OUTA celebrates anniversary and calls for support
This is according to OUTA's chairman, Wayne Duvenage, who said that the beginning of May 2013 marked a year since Judge Bill Prinsloo granted the temporary interdict which prevented SANRAL from implementing e-tolling on Gauteng's Freeways.
"That judgment was a victory for common sense and cost-effective government, but the case is far from over and must still be heard by the Supreme Court of Appeal (SCA) in Bloemfontein later this year," Duvenage said.
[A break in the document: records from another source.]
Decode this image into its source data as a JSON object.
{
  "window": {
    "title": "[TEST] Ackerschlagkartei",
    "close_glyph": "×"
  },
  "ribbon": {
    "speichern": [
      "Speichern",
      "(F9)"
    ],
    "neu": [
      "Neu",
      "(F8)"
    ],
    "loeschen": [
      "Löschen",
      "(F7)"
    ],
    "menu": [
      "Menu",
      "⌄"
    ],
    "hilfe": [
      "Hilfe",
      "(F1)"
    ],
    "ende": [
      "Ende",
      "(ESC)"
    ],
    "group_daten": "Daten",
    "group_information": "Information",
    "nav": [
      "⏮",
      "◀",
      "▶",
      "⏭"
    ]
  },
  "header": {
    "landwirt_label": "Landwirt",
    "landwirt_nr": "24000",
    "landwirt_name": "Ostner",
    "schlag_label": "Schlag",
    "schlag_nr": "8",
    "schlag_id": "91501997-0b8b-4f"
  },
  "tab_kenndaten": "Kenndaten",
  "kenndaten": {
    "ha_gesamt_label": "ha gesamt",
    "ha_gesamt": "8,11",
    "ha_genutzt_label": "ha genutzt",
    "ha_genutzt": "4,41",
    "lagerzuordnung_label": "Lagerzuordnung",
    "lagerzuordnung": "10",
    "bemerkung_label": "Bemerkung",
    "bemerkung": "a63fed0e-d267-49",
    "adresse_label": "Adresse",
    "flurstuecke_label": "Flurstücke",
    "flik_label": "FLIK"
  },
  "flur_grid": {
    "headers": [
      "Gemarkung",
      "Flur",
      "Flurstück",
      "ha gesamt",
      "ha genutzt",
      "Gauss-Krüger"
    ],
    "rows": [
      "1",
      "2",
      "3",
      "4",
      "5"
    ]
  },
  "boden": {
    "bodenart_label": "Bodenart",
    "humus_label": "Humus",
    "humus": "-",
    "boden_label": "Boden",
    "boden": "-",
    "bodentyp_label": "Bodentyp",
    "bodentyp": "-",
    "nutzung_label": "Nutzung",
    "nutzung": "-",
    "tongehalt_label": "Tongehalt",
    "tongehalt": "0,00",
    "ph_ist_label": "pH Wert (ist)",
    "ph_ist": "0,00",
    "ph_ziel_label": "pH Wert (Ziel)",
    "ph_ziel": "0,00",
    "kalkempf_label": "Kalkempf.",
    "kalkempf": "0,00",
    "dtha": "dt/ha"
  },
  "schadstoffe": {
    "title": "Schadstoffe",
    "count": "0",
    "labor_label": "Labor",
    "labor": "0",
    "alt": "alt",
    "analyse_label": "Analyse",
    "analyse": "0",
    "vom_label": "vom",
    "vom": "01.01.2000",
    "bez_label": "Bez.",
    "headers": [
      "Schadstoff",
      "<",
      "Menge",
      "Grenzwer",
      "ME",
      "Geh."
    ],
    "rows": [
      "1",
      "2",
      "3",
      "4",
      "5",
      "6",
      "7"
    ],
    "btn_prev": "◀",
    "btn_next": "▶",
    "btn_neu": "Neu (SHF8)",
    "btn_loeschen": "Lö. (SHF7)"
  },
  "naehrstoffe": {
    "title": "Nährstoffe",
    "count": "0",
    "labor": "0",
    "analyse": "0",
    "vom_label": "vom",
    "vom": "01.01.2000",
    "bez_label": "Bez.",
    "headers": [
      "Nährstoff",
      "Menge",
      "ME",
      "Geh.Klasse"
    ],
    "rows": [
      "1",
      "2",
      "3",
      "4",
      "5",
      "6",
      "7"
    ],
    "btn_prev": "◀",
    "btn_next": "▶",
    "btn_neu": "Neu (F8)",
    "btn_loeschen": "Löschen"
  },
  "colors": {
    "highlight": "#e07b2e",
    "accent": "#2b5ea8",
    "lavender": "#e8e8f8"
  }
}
He added that OUTA stood by its stance that e-tolling was a costly way to collect money needed for road building, especially when the almost cost-free alternative of the fuel levy and national taxation remained available. "Government will continue to claim that they alone have the right to decide on how to collect funds for roads, but a system that costs almost as much as the road itself just to collect the tolls is simply irrational and must be opposed," said Duvenage.
"As OUTA prepares to take the battle to the SCA, it's important to say that success will only be possible with the public's continued financial support," he explained, adding that OUTA has raised more than two-thirds of the R12 million needed to fund the legal and other administration costs.
Duvenage called on every Gauteng motorist to reflect on what they would have spent per month on e-tolls had OUTA not successfully halted the system a year ago. He asked motorists to donate a couple of month's saving to the fight against e-tolling. "It makes sense to donate a little now, to save a lifetime of paying," Duvenage suggested.
Donations can be made safely and easily by visiting OUTA's website. "Every Rand helps," said Duvenage. "As long as SANRAL and government continue to ignore the overwhelming public rejection of e-tolling, the OUTA court case remains the only option which can prevent a lifetime of financial hardship for many motorists," he added.